_Work item_
Please find all lines in the data that hold the string "label" and copy them.

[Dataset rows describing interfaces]
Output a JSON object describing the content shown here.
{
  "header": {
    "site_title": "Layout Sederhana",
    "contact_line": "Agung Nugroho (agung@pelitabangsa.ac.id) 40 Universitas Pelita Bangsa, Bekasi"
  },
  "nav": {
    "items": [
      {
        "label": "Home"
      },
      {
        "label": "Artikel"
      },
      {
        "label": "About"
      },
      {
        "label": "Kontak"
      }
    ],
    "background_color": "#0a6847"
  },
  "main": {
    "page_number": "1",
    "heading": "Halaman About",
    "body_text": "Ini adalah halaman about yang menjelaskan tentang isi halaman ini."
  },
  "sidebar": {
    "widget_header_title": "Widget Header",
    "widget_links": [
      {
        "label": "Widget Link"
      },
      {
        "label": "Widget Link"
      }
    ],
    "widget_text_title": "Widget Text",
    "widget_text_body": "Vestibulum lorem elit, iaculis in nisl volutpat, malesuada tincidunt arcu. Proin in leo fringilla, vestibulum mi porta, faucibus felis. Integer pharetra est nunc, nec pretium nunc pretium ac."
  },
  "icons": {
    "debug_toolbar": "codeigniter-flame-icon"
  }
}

_Answer to this problem_
        "label": "Home"
        "label": "Artikel"
        "label": "About"
        "label": "Kontak"
        "label": "Widget Link"
        "label": "Widget Link"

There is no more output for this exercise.